Prompt: Produce exactly the lines from the one holding "Extract the structured" through the last line of the data below, with every picture left out.

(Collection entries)
=== Section Start ===

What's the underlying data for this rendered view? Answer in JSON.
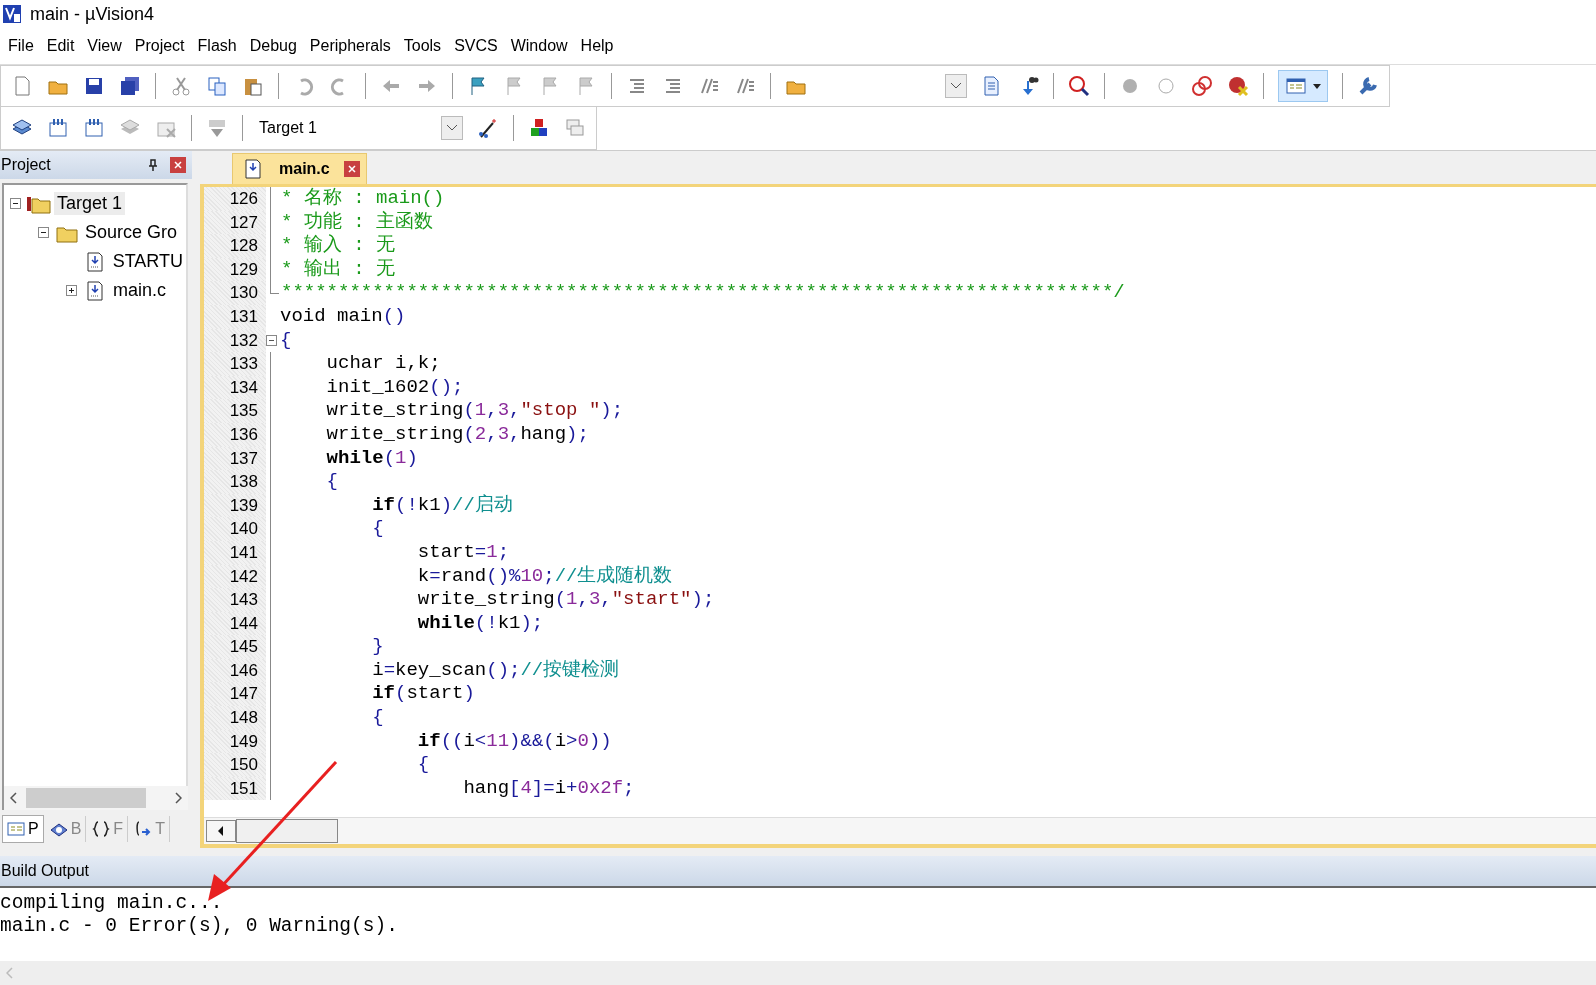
{
  "window": {
    "title": "main  - µVision4"
  },
  "menu": [
    "File",
    "Edit",
    "View",
    "Project",
    "Flash",
    "Debug",
    "Peripherals",
    "Tools",
    "SVCS",
    "Window",
    "Help"
  ],
  "toolbar": {
    "target_select": "Target 1"
  },
  "project": {
    "title": "Project",
    "tree": [
      {
        "label": "Target 1",
        "kind": "target",
        "expanded": true,
        "selected": true,
        "children": [
          {
            "label": "Source Gro",
            "kind": "group",
            "expanded": true,
            "selected": false,
            "children": [
              {
                "label": "STARTU",
                "kind": "file",
                "selected": false
              },
              {
                "label": "main.c",
                "kind": "file",
                "expanded": false,
                "selected": false
              }
            ]
          }
        ]
      }
    ],
    "tabs": [
      {
        "label": "P",
        "selected": true
      },
      {
        "label": "B",
        "selected": false
      },
      {
        "label": "F",
        "selected": false
      },
      {
        "label": "T",
        "selected": false
      }
    ]
  },
  "editor": {
    "tab": "main.c",
    "lines": [
      {
        "number": "126",
        "kind": "body",
        "tokens": [
          {
            "kind": "hdr",
            "text": "* 名称 : main()"
          }
        ]
      },
      {
        "number": "127",
        "kind": "body",
        "tokens": [
          {
            "kind": "hdr",
            "text": "* 功能 : 主函数"
          }
        ]
      },
      {
        "number": "128",
        "kind": "body",
        "tokens": [
          {
            "kind": "hdr",
            "text": "* 输入 : 无"
          }
        ]
      },
      {
        "number": "129",
        "kind": "body",
        "tokens": [
          {
            "kind": "hdr",
            "text": "* 输出 : 无"
          }
        ]
      },
      {
        "number": "130",
        "kind": "end",
        "tokens": [
          {
            "kind": "hdr",
            "text": "*************************************************************************/"
          }
        ]
      },
      {
        "number": "131",
        "kind": "plain",
        "tokens": [
          {
            "kind": "plain",
            "text": "void main"
          },
          {
            "kind": "op",
            "text": "()"
          }
        ]
      },
      {
        "number": "132",
        "kind": "start",
        "tokens": [
          {
            "kind": "op",
            "text": "{"
          }
        ]
      },
      {
        "number": "133",
        "kind": "body",
        "tokens": [
          {
            "kind": "plain",
            "text": "    uchar i,k;"
          }
        ]
      },
      {
        "number": "134",
        "kind": "body",
        "tokens": [
          {
            "kind": "plain",
            "text": "    init_1602"
          },
          {
            "kind": "op",
            "text": "();"
          }
        ]
      },
      {
        "number": "135",
        "kind": "body",
        "tokens": [
          {
            "kind": "plain",
            "text": "    write_string"
          },
          {
            "kind": "op",
            "text": "("
          },
          {
            "kind": "num",
            "text": "1"
          },
          {
            "kind": "op",
            "text": ","
          },
          {
            "kind": "num",
            "text": "3"
          },
          {
            "kind": "op",
            "text": ","
          },
          {
            "kind": "str",
            "text": "\"stop \""
          },
          {
            "kind": "op",
            "text": ");"
          }
        ]
      },
      {
        "number": "136",
        "kind": "body",
        "tokens": [
          {
            "kind": "plain",
            "text": "    write_string"
          },
          {
            "kind": "op",
            "text": "("
          },
          {
            "kind": "num",
            "text": "2"
          },
          {
            "kind": "op",
            "text": ","
          },
          {
            "kind": "num",
            "text": "3"
          },
          {
            "kind": "op",
            "text": ","
          },
          {
            "kind": "plain",
            "text": "hang"
          },
          {
            "kind": "op",
            "text": ");"
          }
        ]
      },
      {
        "number": "137",
        "kind": "body",
        "tokens": [
          {
            "kind": "kw",
            "text": "    while"
          },
          {
            "kind": "op",
            "text": "("
          },
          {
            "kind": "num",
            "text": "1"
          },
          {
            "kind": "op",
            "text": ")"
          }
        ]
      },
      {
        "number": "138",
        "kind": "body",
        "tokens": [
          {
            "kind": "op",
            "text": "    {"
          }
        ]
      },
      {
        "number": "139",
        "kind": "body",
        "tokens": [
          {
            "kind": "kw",
            "text": "        if"
          },
          {
            "kind": "op",
            "text": "(!"
          },
          {
            "kind": "plain",
            "text": "k1"
          },
          {
            "kind": "op",
            "text": ")"
          },
          {
            "kind": "cmt",
            "text": "//启动"
          }
        ]
      },
      {
        "number": "140",
        "kind": "body",
        "tokens": [
          {
            "kind": "op",
            "text": "        {"
          }
        ]
      },
      {
        "number": "141",
        "kind": "body",
        "tokens": [
          {
            "kind": "plain",
            "text": "            start"
          },
          {
            "kind": "op",
            "text": "="
          },
          {
            "kind": "num",
            "text": "1"
          },
          {
            "kind": "op",
            "text": ";"
          }
        ]
      },
      {
        "number": "142",
        "kind": "body",
        "tokens": [
          {
            "kind": "plain",
            "text": "            k"
          },
          {
            "kind": "op",
            "text": "="
          },
          {
            "kind": "plain",
            "text": "rand"
          },
          {
            "kind": "op",
            "text": "()%"
          },
          {
            "kind": "num",
            "text": "10"
          },
          {
            "kind": "op",
            "text": ";"
          },
          {
            "kind": "cmt",
            "text": "//生成随机数"
          }
        ]
      },
      {
        "number": "143",
        "kind": "body",
        "tokens": [
          {
            "kind": "plain",
            "text": "            write_string"
          },
          {
            "kind": "op",
            "text": "("
          },
          {
            "kind": "num",
            "text": "1"
          },
          {
            "kind": "op",
            "text": ","
          },
          {
            "kind": "num",
            "text": "3"
          },
          {
            "kind": "op",
            "text": ","
          },
          {
            "kind": "str",
            "text": "\"start\""
          },
          {
            "kind": "op",
            "text": ");"
          }
        ]
      },
      {
        "number": "144",
        "kind": "body",
        "tokens": [
          {
            "kind": "kw",
            "text": "            while"
          },
          {
            "kind": "op",
            "text": "(!"
          },
          {
            "kind": "plain",
            "text": "k1"
          },
          {
            "kind": "op",
            "text": ");"
          }
        ]
      },
      {
        "number": "145",
        "kind": "body",
        "tokens": [
          {
            "kind": "op",
            "text": "        }"
          }
        ]
      },
      {
        "number": "146",
        "kind": "body",
        "tokens": [
          {
            "kind": "plain",
            "text": "        i"
          },
          {
            "kind": "op",
            "text": "="
          },
          {
            "kind": "plain",
            "text": "key_scan"
          },
          {
            "kind": "op",
            "text": "();"
          },
          {
            "kind": "cmt",
            "text": "//按键检测"
          }
        ]
      },
      {
        "number": "147",
        "kind": "body",
        "tokens": [
          {
            "kind": "kw",
            "text": "        if"
          },
          {
            "kind": "op",
            "text": "("
          },
          {
            "kind": "plain",
            "text": "start"
          },
          {
            "kind": "op",
            "text": ")"
          }
        ]
      },
      {
        "number": "148",
        "kind": "body",
        "tokens": [
          {
            "kind": "op",
            "text": "        {"
          }
        ]
      },
      {
        "number": "149",
        "kind": "body",
        "tokens": [
          {
            "kind": "kw",
            "text": "            if"
          },
          {
            "kind": "op",
            "text": "(("
          },
          {
            "kind": "plain",
            "text": "i"
          },
          {
            "kind": "op",
            "text": "<"
          },
          {
            "kind": "num",
            "text": "11"
          },
          {
            "kind": "op",
            "text": ")&&("
          },
          {
            "kind": "plain",
            "text": "i"
          },
          {
            "kind": "op",
            "text": ">"
          },
          {
            "kind": "num",
            "text": "0"
          },
          {
            "kind": "op",
            "text": "))"
          }
        ]
      },
      {
        "number": "150",
        "kind": "body",
        "tokens": [
          {
            "kind": "op",
            "text": "            {"
          }
        ]
      },
      {
        "number": "151",
        "kind": "body",
        "tokens": [
          {
            "kind": "plain",
            "text": "                hang"
          },
          {
            "kind": "op",
            "text": "["
          },
          {
            "kind": "num",
            "text": "4"
          },
          {
            "kind": "op",
            "text": "]="
          },
          {
            "kind": "plain",
            "text": "i"
          },
          {
            "kind": "op",
            "text": "+"
          },
          {
            "kind": "num",
            "text": "0x2f"
          },
          {
            "kind": "op",
            "text": ";"
          }
        ]
      }
    ]
  },
  "build_output": {
    "title": "Build Output",
    "lines": [
      "compiling main.c...",
      "main.c - 0 Error(s), 0 Warning(s)."
    ]
  }
}
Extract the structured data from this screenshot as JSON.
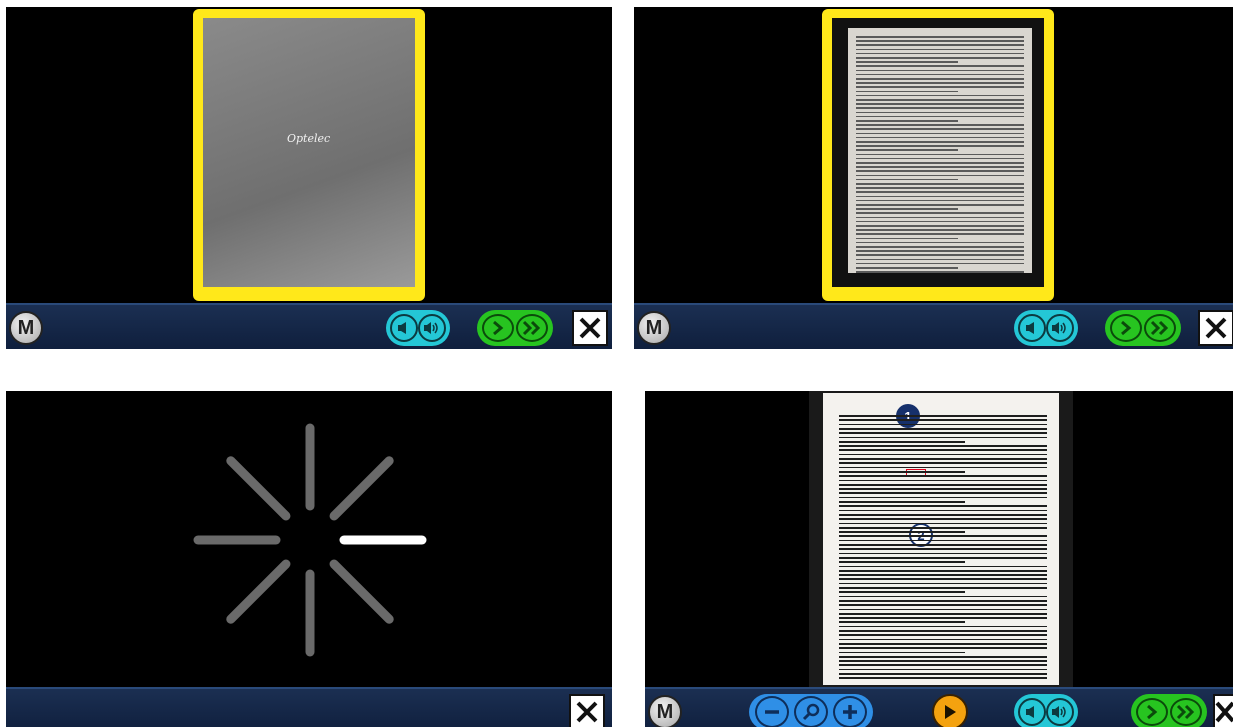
{
  "panels": [
    {
      "id": "capture-preview",
      "logo_text": "Optelec",
      "toolbar": {
        "menu_label": "M"
      }
    },
    {
      "id": "document-preview",
      "toolbar": {
        "menu_label": "M"
      }
    },
    {
      "id": "processing",
      "spinner": {
        "segments": 8,
        "active_segment": 2
      }
    },
    {
      "id": "reading-view",
      "toolbar": {
        "menu_label": "M"
      },
      "markers": [
        {
          "label": "1"
        },
        {
          "label": "2"
        }
      ]
    }
  ],
  "icons": {
    "menu": "menu-m-icon",
    "speaker_low": "volume-down-icon",
    "speaker_high": "volume-up-icon",
    "next": "next-icon",
    "fast_forward": "fast-forward-icon",
    "close": "close-icon",
    "zoom_out": "zoom-out-icon",
    "magnifier": "magnifier-icon",
    "zoom_in": "zoom-in-icon",
    "play": "play-icon"
  },
  "colors": {
    "frame": "#ffe81a",
    "toolbar": "#13254a",
    "volume": "#24c7d6",
    "navigation": "#27c420",
    "zoom": "#2f8fe6",
    "play": "#f4a20f",
    "marker": "#16306b",
    "highlight": "#e0001a"
  }
}
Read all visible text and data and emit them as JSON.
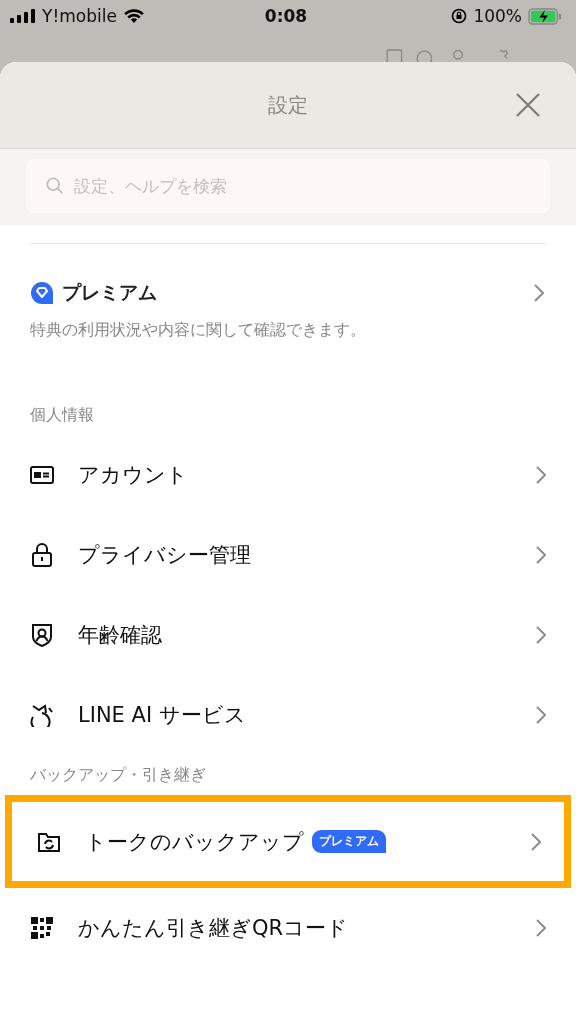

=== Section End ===

Solution below:
Extract the structured data from this screenshot as JSON.
{
  "panels": [
    {
      "id": "capture-preview",
      "logo_text": "Optelec",
      "toolbar": {
        "menu_label": "M"
      }
    },
    {
      "id": "document-preview",
      "toolbar": {
        "menu_label": "M"
      }
    },
    {
      "id": "processing",
      "spinner": {
        "segments": 8,
        "active_segment": 2
      }
    },
    {
      "id": "reading-view",
      "toolbar": {
        "menu_label": "M"
      },
      "markers": [
        {
          "label": "1"
        },
        {
          "label": "2"
        }
      ]
    }
  ],
  "icons": {
    "menu": "menu-m-icon",
    "speaker_low": "volume-down-icon",
    "speaker_high": "volume-up-icon",
    "next": "next-icon",
    "fast_forward": "fast-forward-icon",
    "close": "close-icon",
    "zoom_out": "zoom-out-icon",
    "magnifier": "magnifier-icon",
    "zoom_in": "zoom-in-icon",
    "play": "play-icon"
  },
  "colors": {
    "frame": "#ffe81a",
    "toolbar": "#13254a",
    "volume": "#24c7d6",
    "navigation": "#27c420",
    "zoom": "#2f8fe6",
    "play": "#f4a20f",
    "marker": "#16306b",
    "highlight": "#e0001a"
  }
}
Read all visible text and data and emit them as JSON.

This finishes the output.